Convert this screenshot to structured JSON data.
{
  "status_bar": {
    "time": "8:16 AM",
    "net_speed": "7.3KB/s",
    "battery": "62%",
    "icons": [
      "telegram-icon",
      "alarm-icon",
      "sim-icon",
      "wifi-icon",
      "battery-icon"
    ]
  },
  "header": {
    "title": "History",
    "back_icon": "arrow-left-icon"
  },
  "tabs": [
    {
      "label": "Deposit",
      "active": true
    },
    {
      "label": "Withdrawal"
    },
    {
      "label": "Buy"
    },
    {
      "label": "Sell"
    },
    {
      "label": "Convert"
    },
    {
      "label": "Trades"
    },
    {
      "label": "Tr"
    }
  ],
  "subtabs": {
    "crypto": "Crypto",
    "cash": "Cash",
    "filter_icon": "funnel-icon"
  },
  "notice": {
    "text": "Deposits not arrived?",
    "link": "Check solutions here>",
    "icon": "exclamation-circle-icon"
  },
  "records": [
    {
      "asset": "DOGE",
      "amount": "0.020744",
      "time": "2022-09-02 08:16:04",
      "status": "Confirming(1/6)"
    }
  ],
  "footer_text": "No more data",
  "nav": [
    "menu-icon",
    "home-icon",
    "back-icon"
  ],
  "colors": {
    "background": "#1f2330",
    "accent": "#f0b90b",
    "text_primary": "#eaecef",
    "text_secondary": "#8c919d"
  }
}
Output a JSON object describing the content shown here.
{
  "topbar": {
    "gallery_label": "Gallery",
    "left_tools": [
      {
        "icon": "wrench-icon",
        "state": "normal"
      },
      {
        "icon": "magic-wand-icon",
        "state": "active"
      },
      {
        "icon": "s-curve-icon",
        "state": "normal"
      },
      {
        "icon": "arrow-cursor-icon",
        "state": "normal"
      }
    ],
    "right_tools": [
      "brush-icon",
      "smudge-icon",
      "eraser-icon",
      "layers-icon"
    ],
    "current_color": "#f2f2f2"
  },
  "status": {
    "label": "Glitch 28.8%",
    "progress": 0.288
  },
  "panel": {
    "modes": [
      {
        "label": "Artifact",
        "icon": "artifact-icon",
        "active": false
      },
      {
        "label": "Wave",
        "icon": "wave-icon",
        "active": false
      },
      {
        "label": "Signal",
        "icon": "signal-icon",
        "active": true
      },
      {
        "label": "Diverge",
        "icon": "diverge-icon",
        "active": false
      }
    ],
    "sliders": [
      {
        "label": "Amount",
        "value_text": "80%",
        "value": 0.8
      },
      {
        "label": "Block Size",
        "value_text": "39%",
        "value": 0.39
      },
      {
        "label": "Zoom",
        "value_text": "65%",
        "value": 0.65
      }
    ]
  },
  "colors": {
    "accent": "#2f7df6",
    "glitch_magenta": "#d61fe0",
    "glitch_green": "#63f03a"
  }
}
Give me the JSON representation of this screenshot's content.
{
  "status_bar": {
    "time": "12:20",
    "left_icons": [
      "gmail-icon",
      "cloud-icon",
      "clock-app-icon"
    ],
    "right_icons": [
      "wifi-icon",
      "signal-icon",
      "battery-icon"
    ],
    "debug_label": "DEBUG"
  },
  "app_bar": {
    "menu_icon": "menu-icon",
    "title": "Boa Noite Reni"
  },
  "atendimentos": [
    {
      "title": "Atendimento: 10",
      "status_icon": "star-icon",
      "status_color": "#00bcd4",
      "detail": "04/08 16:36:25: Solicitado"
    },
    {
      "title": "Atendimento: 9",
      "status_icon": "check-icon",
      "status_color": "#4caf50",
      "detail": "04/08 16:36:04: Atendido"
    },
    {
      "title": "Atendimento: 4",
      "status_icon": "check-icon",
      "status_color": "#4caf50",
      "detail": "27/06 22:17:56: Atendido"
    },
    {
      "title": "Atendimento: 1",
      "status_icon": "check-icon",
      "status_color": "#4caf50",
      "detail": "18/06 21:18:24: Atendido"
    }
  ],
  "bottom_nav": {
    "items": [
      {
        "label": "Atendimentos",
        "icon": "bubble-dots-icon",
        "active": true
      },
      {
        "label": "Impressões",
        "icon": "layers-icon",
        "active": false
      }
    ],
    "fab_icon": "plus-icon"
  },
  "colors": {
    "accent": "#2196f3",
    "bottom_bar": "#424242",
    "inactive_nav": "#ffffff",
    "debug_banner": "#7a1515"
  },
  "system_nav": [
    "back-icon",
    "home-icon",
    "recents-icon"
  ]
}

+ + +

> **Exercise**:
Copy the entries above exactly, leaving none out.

> **Exercise solution**:
Convert this screenshot to structured JSON data.
{
  "status_bar": {
    "time": "8:16 AM",
    "net_speed": "7.3KB/s",
    "battery": "62%",
    "icons": [
      "telegram-icon",
      "alarm-icon",
      "sim-icon",
      "wifi-icon",
      "battery-icon"
    ]
  },
  "header": {
    "title": "History",
    "back_icon": "arrow-left-icon"
  },
  "tabs": [
    {
      "label": "Deposit",
      "active": true
    },
    {
      "label": "Withdrawal"
    },
    {
      "label": "Buy"
    },
    {
      "label": "Sell"
    },
    {
      "label": "Convert"
    },
    {
      "label": "Trades"
    },
    {
      "label": "Tr"
    }
  ],
  "subtabs": {
    "crypto": "Crypto",
    "cash": "Cash",
    "filter_icon": "funnel-icon"
  },
  "notice": {
    "text": "Deposits not arrived?",
    "link": "Check solutions here>",
    "icon": "exclamation-circle-icon"
  },
  "records": [
    {
      "asset": "DOGE",
      "amount": "0.020744",
      "time": "2022-09-02 08:16:04",
      "status": "Confirming(1/6)"
    }
  ],
  "footer_text": "No more data",
  "nav": [
    "menu-icon",
    "home-icon",
    "back-icon"
  ],
  "colors": {
    "background": "#1f2330",
    "accent": "#f0b90b",
    "text_primary": "#eaecef",
    "text_secondary": "#8c919d"
  }
}
Output a JSON object describing the content shown here.
{
  "topbar": {
    "gallery_label": "Gallery",
    "left_tools": [
      {
        "icon": "wrench-icon",
        "state": "normal"
      },
      {
        "icon": "magic-wand-icon",
        "state": "active"
      },
      {
        "icon": "s-curve-icon",
        "state": "normal"
      },
      {
        "icon": "arrow-cursor-icon",
        "state": "normal"
      }
    ],
    "right_tools": [
      "brush-icon",
      "smudge-icon",
      "eraser-icon",
      "layers-icon"
    ],
    "current_color": "#f2f2f2"
  },
  "status": {
    "label": "Glitch 28.8%",
    "progress": 0.288
  },
  "panel": {
    "modes": [
      {
        "label": "Artifact",
        "icon": "artifact-icon",
        "active": false
      },
      {
        "label": "Wave",
        "icon": "wave-icon",
        "active": false
      },
      {
        "label": "Signal",
        "icon": "signal-icon",
        "active": true
      },
      {
        "label": "Diverge",
        "icon": "diverge-icon",
        "active": false
      }
    ],
    "sliders": [
      {
        "label": "Amount",
        "value_text": "80%",
        "value": 0.8
      },
      {
        "label": "Block Size",
        "value_text": "39%",
        "value": 0.39
      },
      {
        "label": "Zoom",
        "value_text": "65%",
        "value": 0.65
      }
    ]
  },
  "colors": {
    "accent": "#2f7df6",
    "glitch_magenta": "#d61fe0",
    "glitch_green": "#63f03a"
  }
}
Give me the JSON representation of this screenshot's content.
{
  "status_bar": {
    "time": "12:20",
    "left_icons": [
      "gmail-icon",
      "cloud-icon",
      "clock-app-icon"
    ],
    "right_icons": [
      "wifi-icon",
      "signal-icon",
      "battery-icon"
    ],
    "debug_label": "DEBUG"
  },
  "app_bar": {
    "menu_icon": "menu-icon",
    "title": "Boa Noite Reni"
  },
  "atendimentos": [
    {
      "title": "Atendimento: 10",
      "status_icon": "star-icon",
      "status_color": "#00bcd4",
      "detail": "04/08 16:36:25: Solicitado"
    },
    {
      "title": "Atendimento: 9",
      "status_icon": "check-icon",
      "status_color": "#4caf50",
      "detail": "04/08 16:36:04: Atendido"
    },
    {
      "title": "Atendimento: 4",
      "status_icon": "check-icon",
      "status_color": "#4caf50",
      "detail": "27/06 22:17:56: Atendido"
    },
    {
      "title": "Atendimento: 1",
      "status_icon": "check-icon",
      "status_color": "#4caf50",
      "detail": "18/06 21:18:24: Atendido"
    }
  ],
  "bottom_nav": {
    "items": [
      {
        "label": "Atendimentos",
        "icon": "bubble-dots-icon",
        "active": true
      },
      {
        "label": "Impressões",
        "icon": "layers-icon",
        "active": false
      }
    ],
    "fab_icon": "plus-icon"
  },
  "colors": {
    "accent": "#2196f3",
    "bottom_bar": "#424242",
    "inactive_nav": "#ffffff",
    "debug_banner": "#7a1515"
  },
  "system_nav": [
    "back-icon",
    "home-icon",
    "recents-icon"
  ]
}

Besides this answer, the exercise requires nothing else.